The Loneliest Generation
Dr. James Emery WhiteJames Emery White is the founding and senior pastor of Mecklenburg Community Church in Charlotte, North Carolina; President of Serious Times, a ministry which explores the intersection of faith and culture (www.serioustimes.org); and ranked adjunctive professor of theology and culture on the Charlotte campus of Gordon-Conwell Theological Seminary. Dr. White holds the B.S., M.Div. and Ph.D. degrees, along with additional work at Vanderbilt University and Oxford University. He is the author of over a dozen books.
- 2018 May 03
I’ve written a fair amount about Generation Z, particularly in my book Meet Generation Z.
They have numerous characteristics that define them. For example, they are recession marked, Wi-Fi enabled, multicultural to the core and sexually fluid. But we can now add a new mark that no research I am aware of has previously uncovered.
We can now say they are the loneliest generation on the planet.
Using the UCLA Loneliness Scale, a 20-item questionnaire designed to gauge loneliness ranging from 20 on the low end to 80 on the high end, global insurer Cigna polled 20,000 Americans age 18 and older. The survey asked how often they would agree with such prompts as, “There is no one I can turn to,” and “I feel part of a group of friends.”
Perhaps counterintuitively, seniors – those age 72 and older – scored lowest, meaning they are the least lonely of all the generations. The national average was 44. Generation Z, or at least the segment that is age 18-22, was the loneliest by far, collectively scoring a high of 48.
While new information, it does confirm an old idea; namely, that the first generation raised in the context of social media is not being served socially at all. It’s not that social media is isolating them further. (Heavy social media users had only a slightly higher loneliness rating than those who never used social media.) It’s just not helping them to avoid loneliness.
But according to Jagdish Khubchandani, a health science professor at Ball State University, social media can provide a false sense of relief. They attempt socialization on computers in their homes, leading them away from face-to-face interaction. “I have students who tell me they have 500 ‘friends,’” he notes, “but when they’re in need, there’s no one.”
So why would an insurer like Cigna even conduct a study of this nature? Loneliness doesn’t just make us sad, it makes us sick. Loneliness actually has the same effect on mortality as smoking 15 cigarettes a day.
So while they did not explore what is causing the epidemic of loneliness, particularly among the youngest generational cohort, it did find that they are very lonely indeed.
James Emery White
James Emery White, Meet Generation Z (Baker Books).
“Cigna’s U.S. Loneliness Index: Survey of 20,000 Americans Examining Behaviors Driving Loneliness in the United States,” Cigna, May 1, 2018, read online.
Jayne O’Donnell & Shari Rudavsky, “Young Americans Are the Loneliest, Surprising Study from Cigna Shows,” USA Today, May 1, 2018, read online.
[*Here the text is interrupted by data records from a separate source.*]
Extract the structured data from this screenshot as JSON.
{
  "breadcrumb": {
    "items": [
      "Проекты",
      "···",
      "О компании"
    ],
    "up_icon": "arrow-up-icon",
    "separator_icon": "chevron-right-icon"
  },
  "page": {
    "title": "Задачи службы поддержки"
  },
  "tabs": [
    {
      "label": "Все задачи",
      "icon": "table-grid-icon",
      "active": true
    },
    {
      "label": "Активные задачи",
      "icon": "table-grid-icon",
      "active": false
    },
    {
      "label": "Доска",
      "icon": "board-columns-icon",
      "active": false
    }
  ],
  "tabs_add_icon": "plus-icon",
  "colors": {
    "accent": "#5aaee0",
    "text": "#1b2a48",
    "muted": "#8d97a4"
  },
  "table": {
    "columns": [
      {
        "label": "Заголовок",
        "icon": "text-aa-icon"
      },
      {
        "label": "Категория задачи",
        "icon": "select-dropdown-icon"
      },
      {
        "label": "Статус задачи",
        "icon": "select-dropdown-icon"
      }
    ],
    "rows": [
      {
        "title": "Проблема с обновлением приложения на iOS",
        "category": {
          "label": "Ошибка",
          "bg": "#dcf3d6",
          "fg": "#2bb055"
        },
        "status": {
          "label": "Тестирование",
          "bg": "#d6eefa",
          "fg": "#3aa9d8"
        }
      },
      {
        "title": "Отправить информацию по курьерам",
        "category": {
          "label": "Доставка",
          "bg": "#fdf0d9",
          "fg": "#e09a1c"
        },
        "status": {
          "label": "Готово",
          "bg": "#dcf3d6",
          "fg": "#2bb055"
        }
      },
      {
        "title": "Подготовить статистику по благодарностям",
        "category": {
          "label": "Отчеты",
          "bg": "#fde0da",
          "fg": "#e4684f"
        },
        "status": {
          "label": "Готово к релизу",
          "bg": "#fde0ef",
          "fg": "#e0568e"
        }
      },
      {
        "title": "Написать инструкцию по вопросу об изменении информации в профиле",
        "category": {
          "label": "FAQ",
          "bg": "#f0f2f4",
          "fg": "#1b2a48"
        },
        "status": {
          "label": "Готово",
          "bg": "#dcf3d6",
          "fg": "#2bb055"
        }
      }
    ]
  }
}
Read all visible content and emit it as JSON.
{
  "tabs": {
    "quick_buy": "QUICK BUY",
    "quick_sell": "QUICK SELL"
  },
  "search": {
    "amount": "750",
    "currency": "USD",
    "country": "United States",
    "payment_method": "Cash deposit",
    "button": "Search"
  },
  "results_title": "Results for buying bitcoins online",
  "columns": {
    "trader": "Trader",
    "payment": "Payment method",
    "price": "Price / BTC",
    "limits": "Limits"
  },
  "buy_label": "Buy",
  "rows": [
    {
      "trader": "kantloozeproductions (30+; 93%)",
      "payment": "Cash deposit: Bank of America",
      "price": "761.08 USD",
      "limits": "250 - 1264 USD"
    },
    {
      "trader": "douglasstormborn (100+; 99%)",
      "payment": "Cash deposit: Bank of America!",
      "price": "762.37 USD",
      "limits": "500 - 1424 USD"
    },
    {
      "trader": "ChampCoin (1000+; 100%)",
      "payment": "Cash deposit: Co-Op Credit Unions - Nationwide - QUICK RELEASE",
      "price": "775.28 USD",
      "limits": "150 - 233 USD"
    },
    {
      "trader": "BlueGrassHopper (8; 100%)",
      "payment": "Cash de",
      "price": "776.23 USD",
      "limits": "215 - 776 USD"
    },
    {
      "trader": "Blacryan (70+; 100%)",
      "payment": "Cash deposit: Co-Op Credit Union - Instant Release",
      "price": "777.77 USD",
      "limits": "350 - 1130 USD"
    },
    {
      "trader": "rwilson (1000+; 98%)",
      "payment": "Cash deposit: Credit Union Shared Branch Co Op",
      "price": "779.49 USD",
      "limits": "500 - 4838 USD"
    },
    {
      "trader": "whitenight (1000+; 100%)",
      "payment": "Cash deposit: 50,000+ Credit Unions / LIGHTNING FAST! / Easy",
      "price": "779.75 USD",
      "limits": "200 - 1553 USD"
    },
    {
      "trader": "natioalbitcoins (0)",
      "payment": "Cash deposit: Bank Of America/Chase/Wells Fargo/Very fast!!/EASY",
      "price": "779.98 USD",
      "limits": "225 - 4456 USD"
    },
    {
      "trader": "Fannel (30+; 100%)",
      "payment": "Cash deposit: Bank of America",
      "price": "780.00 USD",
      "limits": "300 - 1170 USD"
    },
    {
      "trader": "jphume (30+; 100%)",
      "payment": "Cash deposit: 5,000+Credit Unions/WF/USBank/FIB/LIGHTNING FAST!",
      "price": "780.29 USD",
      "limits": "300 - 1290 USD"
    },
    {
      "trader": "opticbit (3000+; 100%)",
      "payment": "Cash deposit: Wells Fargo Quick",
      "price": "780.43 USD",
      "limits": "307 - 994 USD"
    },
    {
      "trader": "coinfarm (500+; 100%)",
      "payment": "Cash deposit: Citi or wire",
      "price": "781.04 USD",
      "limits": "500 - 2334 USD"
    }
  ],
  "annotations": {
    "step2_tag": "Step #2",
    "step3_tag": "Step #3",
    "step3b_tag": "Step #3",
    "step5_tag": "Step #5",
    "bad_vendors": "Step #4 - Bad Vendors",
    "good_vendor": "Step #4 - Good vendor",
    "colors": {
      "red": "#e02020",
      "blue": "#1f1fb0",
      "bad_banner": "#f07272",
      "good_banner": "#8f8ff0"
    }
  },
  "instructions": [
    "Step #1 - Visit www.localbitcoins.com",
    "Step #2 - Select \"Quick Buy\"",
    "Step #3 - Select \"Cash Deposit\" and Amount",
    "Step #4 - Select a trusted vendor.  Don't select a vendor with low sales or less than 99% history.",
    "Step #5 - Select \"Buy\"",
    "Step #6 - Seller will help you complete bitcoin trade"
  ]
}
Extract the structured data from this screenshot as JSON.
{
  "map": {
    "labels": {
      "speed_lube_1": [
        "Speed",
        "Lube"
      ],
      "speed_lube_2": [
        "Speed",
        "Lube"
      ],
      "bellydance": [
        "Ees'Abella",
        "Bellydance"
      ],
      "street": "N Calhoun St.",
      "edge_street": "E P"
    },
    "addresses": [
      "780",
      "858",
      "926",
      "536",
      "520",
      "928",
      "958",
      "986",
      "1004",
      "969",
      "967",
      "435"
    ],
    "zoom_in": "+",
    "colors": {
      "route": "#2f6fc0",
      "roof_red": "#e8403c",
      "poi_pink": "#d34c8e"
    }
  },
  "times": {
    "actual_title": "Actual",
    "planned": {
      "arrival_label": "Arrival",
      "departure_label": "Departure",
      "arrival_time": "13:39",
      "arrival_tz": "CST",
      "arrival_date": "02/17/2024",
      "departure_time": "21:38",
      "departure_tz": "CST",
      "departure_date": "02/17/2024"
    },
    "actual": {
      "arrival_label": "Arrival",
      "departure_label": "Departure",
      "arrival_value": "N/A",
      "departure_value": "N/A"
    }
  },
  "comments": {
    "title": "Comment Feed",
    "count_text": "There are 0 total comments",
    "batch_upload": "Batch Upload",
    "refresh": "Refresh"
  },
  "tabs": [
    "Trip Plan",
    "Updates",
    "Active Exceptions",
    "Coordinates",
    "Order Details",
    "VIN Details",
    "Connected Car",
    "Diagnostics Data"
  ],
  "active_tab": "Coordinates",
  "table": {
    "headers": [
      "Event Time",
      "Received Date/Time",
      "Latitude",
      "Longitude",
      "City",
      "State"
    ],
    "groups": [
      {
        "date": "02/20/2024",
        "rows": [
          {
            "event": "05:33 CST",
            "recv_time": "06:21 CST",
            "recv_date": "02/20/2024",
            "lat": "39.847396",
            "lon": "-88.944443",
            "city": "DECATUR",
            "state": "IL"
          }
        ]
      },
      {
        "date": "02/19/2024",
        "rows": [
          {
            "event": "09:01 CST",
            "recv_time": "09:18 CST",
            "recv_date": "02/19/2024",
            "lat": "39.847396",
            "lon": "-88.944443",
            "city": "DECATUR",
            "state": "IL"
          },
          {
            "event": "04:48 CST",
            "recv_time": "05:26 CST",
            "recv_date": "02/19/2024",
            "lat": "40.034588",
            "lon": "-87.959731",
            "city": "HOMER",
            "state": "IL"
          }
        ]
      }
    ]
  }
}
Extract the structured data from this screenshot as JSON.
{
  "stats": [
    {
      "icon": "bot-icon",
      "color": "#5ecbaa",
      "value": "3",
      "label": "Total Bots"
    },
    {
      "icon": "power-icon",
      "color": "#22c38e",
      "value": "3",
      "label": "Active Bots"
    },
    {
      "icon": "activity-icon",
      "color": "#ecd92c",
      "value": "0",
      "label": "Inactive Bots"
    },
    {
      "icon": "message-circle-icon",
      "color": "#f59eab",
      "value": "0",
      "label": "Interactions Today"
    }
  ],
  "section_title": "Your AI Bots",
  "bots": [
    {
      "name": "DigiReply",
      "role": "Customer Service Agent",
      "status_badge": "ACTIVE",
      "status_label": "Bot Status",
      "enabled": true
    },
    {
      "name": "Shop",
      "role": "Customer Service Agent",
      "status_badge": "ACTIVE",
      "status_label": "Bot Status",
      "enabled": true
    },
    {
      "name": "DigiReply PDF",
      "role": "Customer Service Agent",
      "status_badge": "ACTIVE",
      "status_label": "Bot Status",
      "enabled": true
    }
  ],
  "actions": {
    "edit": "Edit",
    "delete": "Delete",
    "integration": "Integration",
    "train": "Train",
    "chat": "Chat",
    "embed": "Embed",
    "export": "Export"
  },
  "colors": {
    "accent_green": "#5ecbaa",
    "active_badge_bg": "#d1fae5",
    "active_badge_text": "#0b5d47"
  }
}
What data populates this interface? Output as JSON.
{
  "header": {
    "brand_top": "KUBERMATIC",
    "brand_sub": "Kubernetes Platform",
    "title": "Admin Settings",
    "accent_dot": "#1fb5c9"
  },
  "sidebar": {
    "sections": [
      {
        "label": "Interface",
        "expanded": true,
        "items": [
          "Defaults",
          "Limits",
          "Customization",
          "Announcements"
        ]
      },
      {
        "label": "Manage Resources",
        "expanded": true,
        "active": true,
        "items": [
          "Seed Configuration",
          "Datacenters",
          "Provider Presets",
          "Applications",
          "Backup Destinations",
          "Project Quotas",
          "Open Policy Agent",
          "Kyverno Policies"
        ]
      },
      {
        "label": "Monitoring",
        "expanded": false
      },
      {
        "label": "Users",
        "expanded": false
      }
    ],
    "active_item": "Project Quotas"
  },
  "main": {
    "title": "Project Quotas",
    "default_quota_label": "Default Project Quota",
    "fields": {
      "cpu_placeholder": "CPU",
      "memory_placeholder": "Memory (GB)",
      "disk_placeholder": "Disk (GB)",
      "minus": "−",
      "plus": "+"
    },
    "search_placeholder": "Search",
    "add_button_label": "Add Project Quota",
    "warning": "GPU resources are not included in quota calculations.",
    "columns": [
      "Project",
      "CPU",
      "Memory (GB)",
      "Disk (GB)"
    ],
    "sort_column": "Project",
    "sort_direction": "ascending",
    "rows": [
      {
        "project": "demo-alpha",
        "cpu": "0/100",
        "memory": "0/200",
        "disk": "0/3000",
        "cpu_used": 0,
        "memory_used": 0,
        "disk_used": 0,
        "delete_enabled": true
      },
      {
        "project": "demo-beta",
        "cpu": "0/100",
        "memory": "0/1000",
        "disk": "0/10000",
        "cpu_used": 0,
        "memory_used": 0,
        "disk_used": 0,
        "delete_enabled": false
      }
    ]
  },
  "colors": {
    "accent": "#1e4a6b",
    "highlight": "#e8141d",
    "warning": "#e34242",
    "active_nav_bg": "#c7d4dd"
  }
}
Jamie Ducharme, “Young Americans Are the Loneliest, According to a New Study,” TIME, May 1, 2018, read online.
About the Author
James Emery White is the founding and senior pastor of Mecklenburg Community Church in Charlotte, NC, and the ranked adjunctive professor of theology and culture at Gordon-Conwell Theological Seminary, where he also served as their fourth president. His latest book, Meet Generation Z: Understanding and Reaching the New Post-Christian World, is available on Amazon. To enjoy a free subscription to the Church & Culture blog, visit ChurchAndCulture.org, where you can view past blogs in our archive and read the latest church and culture news from around the world. Follow Dr. White on Twitter and Instagram @JamesEmeryWhite.